Carrie Coleman Robinson, Image 1

The Library is the Heart of the school?

The second challenge to my mind is the tendency to compare the library to a human organ. Ross Todd said, “I have read the school library being the heart…brains of the school….I cringe when I hear these terms…I think it is a really timely challenge for us all to think about the language and labels that we ascribe to what we value (01:54). Ross then goes on to suggest that using this way in referring to the library “puts us in competition…[and] isolates us rather than integrates us” (Ross, 2020, 01:55). When he said this, it really stopped me because for the past three years, I have been espousing this idea that the library should be the heart, and hub and brain, and piazza and skeleton of the school.
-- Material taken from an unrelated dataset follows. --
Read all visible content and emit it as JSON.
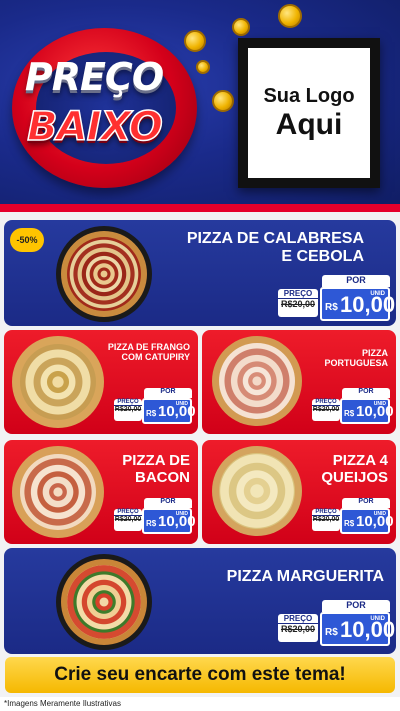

While I still need time to reflect on these comments, I agree with Ross’s statement. Aren’t we lessening the vitalness of the music class, the ELA class, the science class. Perhaps then, we as librarians should start to view each class as its own person, as its own body with a heart, brain, etc. I don’t have an apt metaphor for the library in this new view that I have, but I’ll be working on that.

Maybe we shouldn’t consider the library as the heart of the school…just saying.
Image by un-perfekt from Pixabay


Weigand, W. (2021, July 12-16). Conference opening ceremony and keynote address by Wayne Weigand and panel [Virtual presentation]. International Association of School Librarianship, Denton, Texas, United States.

Libraries respond: Black lives matter. (2020, June 3). American Library Association.

Separate – and unequal. (2020, October 6). American Libraries.